The Shoreditch startup has integrated with Jumio, the verification system used by Airbnb and easyJet, to let singles prove their identity and build trust on the dating app.
TrueView’s new feature lets members build their Trust Score by linking their dating profile to various social media accounts, whether Twitter, LinkedIn or Facebook, and by adding more information about themselves to the app.
The more social accounts linked & details added, the higher a user’s trust score, with the strength of each network rated on its trustworthiness.
Although these social accounts are linked, users who browse your profile cannot click through and access, say, your LinkedIn page or Twitter feed.
The update comes as TrueView launches a new viral video campaign, which sees Jolyon Rubinstein, actor in BBC comedy series The Revolution Will Be Televised, “take Tinder chat to the streets” to try and find a date.
The funny video seeks to highlight the disparity between online and offline behaviour, Rubinstein trying the sort of crude chat-up techniques usually only favoured by those hidden behind the relative anonymity of a dating app.
The video was posted on Don’t Panic’s Facebook page, where it has seen over 716 likes and 85k views so far.
Speaking about the company’s new focus, TrueView co-founder Matt Verity said: “People looking for love are finding themselves trudging through conversations with people who aren’t serious about dating, or worse, are lying.
“This is a huge issue across a number of today’s dating apps. While some may claim to be about finding real relationships, often this is backed up with fluff, like swiping a different way or being able to super-like to show someone you’re ‘really keen’.
“None of them actually protect people from fake profiles, or make any effort to weed out those wanting to use online dating for the wrong reasons.”
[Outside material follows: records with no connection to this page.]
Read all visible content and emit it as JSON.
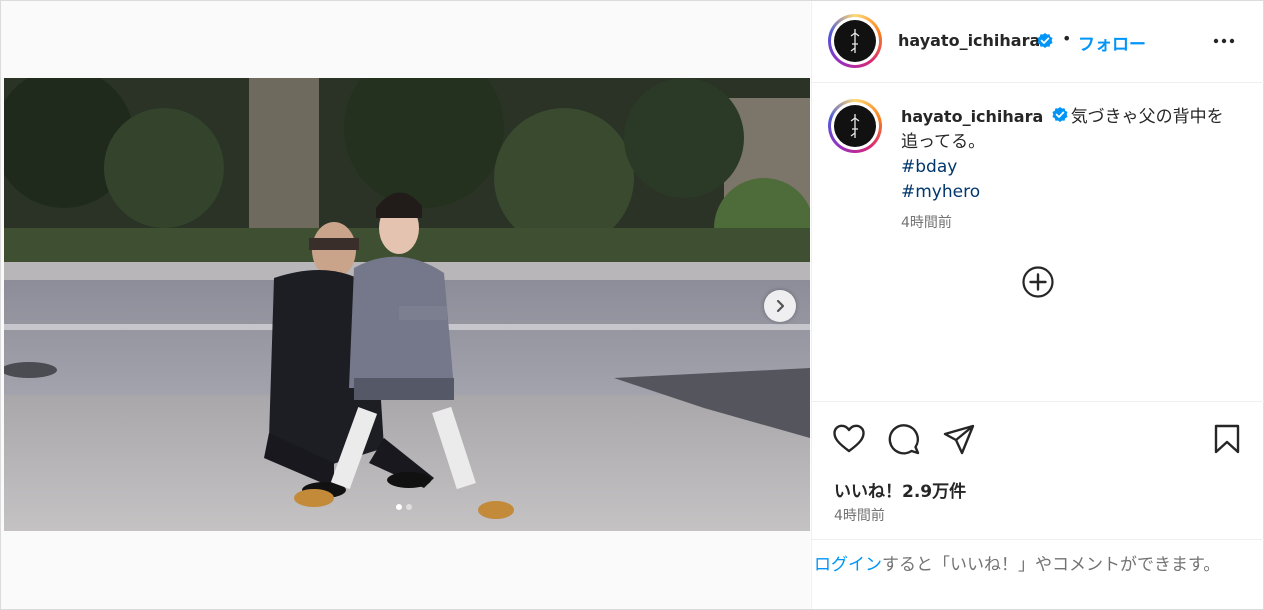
{
  "post": {
    "username": "hayato_ichihara",
    "verified": true,
    "follow_label": "フォロー",
    "separator": "•",
    "caption": {
      "username": "hayato_ichihara",
      "text": "気づきゃ父の背中を追ってる。",
      "hashtags": [
        "#bday",
        "#myhero"
      ],
      "time": "4時間前"
    },
    "likes_label": "いいね！2.9万件",
    "time": "4時間前",
    "carousel": {
      "total": 2,
      "current": 1
    }
  },
  "login_prompt": {
    "link": "ログイン",
    "text": "すると「いいね！」やコメントができます。"
  },
  "icons": {
    "more": "more-options-icon",
    "like": "heart-icon",
    "comment": "comment-icon",
    "share": "share-icon",
    "save": "bookmark-icon",
    "next": "chevron-right-icon",
    "add": "plus-circle-icon",
    "verified": "verified-badge-icon"
  },
  "colors": {
    "accent": "#0095f6",
    "hashtag": "#00376b",
    "muted": "#737373",
    "text": "#262626"
  }
}
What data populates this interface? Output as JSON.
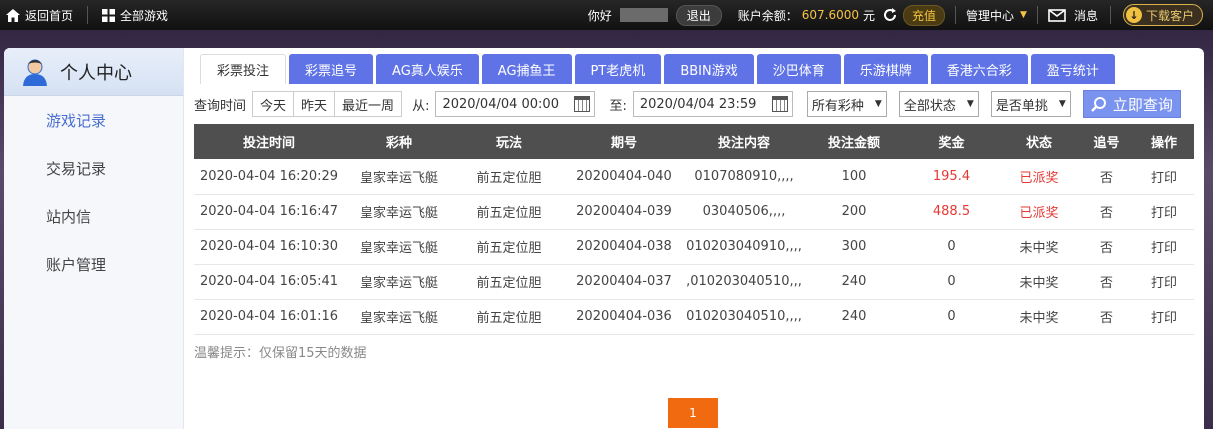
{
  "topbar": {
    "home_label": "返回首页",
    "all_games_label": "全部游戏",
    "hello_label": "你好",
    "logout_label": "退出",
    "balance_label": "账户余额：",
    "balance_value": "607.6000",
    "currency": "元",
    "recharge_label": "充值",
    "manage_label": "管理中心",
    "message_label": "消息",
    "download_label": "下载客户"
  },
  "sidebar": {
    "title": "个人中心",
    "items": [
      {
        "label": "游戏记录"
      },
      {
        "label": "交易记录"
      },
      {
        "label": "站内信"
      },
      {
        "label": "账户管理"
      }
    ]
  },
  "tabs": [
    {
      "label": "彩票投注"
    },
    {
      "label": "彩票追号"
    },
    {
      "label": "AG真人娱乐"
    },
    {
      "label": "AG捕鱼王"
    },
    {
      "label": "PT老虎机"
    },
    {
      "label": "BBIN游戏"
    },
    {
      "label": "沙巴体育"
    },
    {
      "label": "乐游棋牌"
    },
    {
      "label": "香港六合彩"
    },
    {
      "label": "盈亏统计"
    }
  ],
  "filter": {
    "query_time_label": "查询时间",
    "quick": [
      "今天",
      "昨天",
      "最近一周"
    ],
    "from_label": "从:",
    "from_value": "2020/04/04 00:00",
    "to_label": "至:",
    "to_value": "2020/04/04 23:59",
    "lottery_select": "所有彩种",
    "status_select": "全部状态",
    "single_select": "是否单挑",
    "query_button": "立即查询"
  },
  "table": {
    "headers": [
      "投注时间",
      "彩种",
      "玩法",
      "期号",
      "投注内容",
      "投注金额",
      "奖金",
      "状态",
      "追号",
      "操作"
    ],
    "rows": [
      [
        "2020-04-04 16:20:29",
        "皇家幸运飞艇",
        "前五定位胆",
        "20200404-040",
        "0107080910,,,,",
        "100",
        "195.4",
        "已派奖",
        "否",
        "打印"
      ],
      [
        "2020-04-04 16:16:47",
        "皇家幸运飞艇",
        "前五定位胆",
        "20200404-039",
        "03040506,,,,",
        "200",
        "488.5",
        "已派奖",
        "否",
        "打印"
      ],
      [
        "2020-04-04 16:10:30",
        "皇家幸运飞艇",
        "前五定位胆",
        "20200404-038",
        "010203040910,,,,",
        "300",
        "0",
        "未中奖",
        "否",
        "打印"
      ],
      [
        "2020-04-04 16:05:41",
        "皇家幸运飞艇",
        "前五定位胆",
        "20200404-037",
        ",010203040510,,,",
        "240",
        "0",
        "未中奖",
        "否",
        "打印"
      ],
      [
        "2020-04-04 16:01:16",
        "皇家幸运飞艇",
        "前五定位胆",
        "20200404-036",
        "010203040510,,,,",
        "240",
        "0",
        "未中奖",
        "否",
        "打印"
      ]
    ]
  },
  "tip": "温馨提示：仅保留15天的数据",
  "pager": {
    "current": "1"
  },
  "colors": {
    "accent": "#5f73e6",
    "win": "#e53935",
    "gold": "#f5c443",
    "pager": "#f26a10"
  }
}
With the video campaign, TrueView also released the results of a study of 2,000 British online daters, which found that singles spend longer making a cup of tea than choosing a potential partner online.
The survey revealed that Brits spend an average of one minute and 45 seconds before connecting with someone online, with a third of respondents saying they had been on a date with someone who was posing as single.
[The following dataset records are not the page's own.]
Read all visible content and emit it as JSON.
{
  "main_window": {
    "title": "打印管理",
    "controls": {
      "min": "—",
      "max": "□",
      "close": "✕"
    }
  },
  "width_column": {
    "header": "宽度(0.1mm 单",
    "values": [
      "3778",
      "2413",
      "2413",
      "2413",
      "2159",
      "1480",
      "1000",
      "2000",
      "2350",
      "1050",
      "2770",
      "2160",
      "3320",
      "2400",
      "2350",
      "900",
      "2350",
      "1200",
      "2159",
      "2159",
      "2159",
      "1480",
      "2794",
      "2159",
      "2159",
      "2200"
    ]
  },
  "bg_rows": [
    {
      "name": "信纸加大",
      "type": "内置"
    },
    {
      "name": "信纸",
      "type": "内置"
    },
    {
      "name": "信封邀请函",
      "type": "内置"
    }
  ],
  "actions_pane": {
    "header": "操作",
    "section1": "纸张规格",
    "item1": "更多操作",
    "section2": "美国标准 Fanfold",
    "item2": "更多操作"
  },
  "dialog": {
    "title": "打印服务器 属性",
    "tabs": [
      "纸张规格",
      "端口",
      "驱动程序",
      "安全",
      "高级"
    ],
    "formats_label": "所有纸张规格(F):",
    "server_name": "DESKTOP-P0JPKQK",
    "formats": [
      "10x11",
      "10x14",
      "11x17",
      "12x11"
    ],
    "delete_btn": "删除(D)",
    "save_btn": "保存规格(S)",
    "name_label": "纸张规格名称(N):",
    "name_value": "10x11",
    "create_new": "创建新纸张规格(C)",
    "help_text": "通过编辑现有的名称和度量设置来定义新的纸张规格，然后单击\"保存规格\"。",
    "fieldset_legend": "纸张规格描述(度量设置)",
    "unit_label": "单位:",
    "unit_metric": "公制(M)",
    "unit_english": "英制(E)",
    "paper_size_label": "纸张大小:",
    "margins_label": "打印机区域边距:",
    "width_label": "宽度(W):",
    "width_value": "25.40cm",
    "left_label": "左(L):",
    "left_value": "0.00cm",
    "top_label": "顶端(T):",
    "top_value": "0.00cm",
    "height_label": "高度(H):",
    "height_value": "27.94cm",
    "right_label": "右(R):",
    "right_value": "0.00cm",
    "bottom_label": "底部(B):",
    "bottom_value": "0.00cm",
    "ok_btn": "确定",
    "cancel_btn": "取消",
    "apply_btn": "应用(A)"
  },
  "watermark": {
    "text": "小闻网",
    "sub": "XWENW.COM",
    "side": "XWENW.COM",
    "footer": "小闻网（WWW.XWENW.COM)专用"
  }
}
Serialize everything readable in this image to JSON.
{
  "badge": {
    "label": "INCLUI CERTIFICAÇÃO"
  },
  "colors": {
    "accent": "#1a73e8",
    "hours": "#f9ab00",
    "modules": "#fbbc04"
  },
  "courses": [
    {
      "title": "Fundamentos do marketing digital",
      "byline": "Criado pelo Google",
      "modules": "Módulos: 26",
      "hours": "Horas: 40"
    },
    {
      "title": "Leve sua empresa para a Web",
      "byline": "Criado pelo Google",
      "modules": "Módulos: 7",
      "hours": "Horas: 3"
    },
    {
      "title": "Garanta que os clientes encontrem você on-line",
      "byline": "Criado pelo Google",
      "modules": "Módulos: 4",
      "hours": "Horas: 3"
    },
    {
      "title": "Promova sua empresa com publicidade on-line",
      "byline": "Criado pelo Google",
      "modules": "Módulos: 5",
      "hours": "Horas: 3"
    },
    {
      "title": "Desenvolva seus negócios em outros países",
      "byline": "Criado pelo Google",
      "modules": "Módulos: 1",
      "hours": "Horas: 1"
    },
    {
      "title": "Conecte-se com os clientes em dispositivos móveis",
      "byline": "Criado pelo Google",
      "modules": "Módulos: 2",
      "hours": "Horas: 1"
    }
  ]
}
Another 41% admitted to lying on their dating profiles, with one in ten men saying they had lied about their relationship status.
In addition to TrueView’s new Trust Score, the startup also introduced a community rating system and trust filter with its latest update.
The community rating system scores users on how they interact with each other, “meaning that members’ own behaviour — like sending unwanted naked pictures — dictates their level of success,” Verity said.
The trust filter, on the other hand, lets users choose who contacts them on the app.
For example, a member could choose to only let those with a trust score of 60% or higher contact them, and only those who had added the relevant number of social accounts could get in touch.
To increase a Trust Score, singles can add their Facebook account, LinkedIn, Twitter, a valid email, phone number, a quote about themselves, three selfies, a Spotify song and a YouTube video.
And for those looking to be 100% verified, they can get a Verified ID badge by using Jumio’s identity check and uploading a passport, driving license or identity card – the same ID check used by Airbnb and easyJet.
It’s an exciting and bold new strategy from the London startup, and one that could resonate well with today’s singles if coupled with the right sort of marketing over the coming months.